#### Work request:
What is needed is an exact copy of every line in the listing.

#### Material for the task:
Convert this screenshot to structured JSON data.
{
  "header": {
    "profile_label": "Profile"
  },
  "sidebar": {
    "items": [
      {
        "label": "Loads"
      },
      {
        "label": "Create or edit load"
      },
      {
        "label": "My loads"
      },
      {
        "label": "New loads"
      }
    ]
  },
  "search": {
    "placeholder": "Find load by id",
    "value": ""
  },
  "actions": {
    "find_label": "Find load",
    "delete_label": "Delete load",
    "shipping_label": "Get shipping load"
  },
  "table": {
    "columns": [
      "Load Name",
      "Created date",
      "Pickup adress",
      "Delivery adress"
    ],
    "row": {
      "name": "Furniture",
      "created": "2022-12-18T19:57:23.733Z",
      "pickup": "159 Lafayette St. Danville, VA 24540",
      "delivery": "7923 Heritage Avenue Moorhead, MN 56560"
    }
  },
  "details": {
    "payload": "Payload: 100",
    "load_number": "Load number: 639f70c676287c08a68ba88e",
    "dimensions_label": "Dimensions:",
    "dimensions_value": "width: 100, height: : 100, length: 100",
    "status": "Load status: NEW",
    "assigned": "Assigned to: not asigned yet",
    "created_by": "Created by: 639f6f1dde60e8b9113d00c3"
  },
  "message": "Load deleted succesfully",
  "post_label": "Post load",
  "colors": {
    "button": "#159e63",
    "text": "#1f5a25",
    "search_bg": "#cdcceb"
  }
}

#### Solution:
Convert this screenshot to structured JSON data.
{
  "header": {
    "profile_label": "Profile"
  },
  "sidebar": {
    "items": [
      {
        "label": "Loads"
      },
      {
        "label": "Create or edit load"
      },
      {
        "label": "My loads"
      },
      {
        "label": "New loads"
      }
    ]
  },
  "search": {
    "placeholder": "Find load by id",
    "value": ""
  },
  "actions": {
    "find_label": "Find load",
    "delete_label": "Delete load",
    "shipping_label": "Get shipping load"
  },
  "table": {
    "columns": [
      "Load Name",
      "Created date",
      "Pickup adress",
      "Delivery adress"
    ],
    "row": {
      "name": "Furniture",
      "created": "2022-12-18T19:57:23.733Z",
      "pickup": "159 Lafayette St. Danville, VA 24540",
      "delivery": "7923 Heritage Avenue Moorhead, MN 56560"
    }
  },
  "details": {
    "payload": "Payload: 100",
    "load_number": "Load number: 639f70c676287c08a68ba88e",
    "dimensions_label": "Dimensions:",
    "dimensions_value": "width: 100, height: : 100, length: 100",
    "status": "Load status: NEW",
    "assigned": "Assigned to: not asigned yet",
    "created_by": "Created by: 639f6f1dde60e8b9113d00c3"
  },
  "message": "Load deleted succesfully",
  "post_label": "Post load",
  "colors": {
    "button": "#159e63",
    "text": "#1f5a25",
    "search_bg": "#cdcceb"
  }
}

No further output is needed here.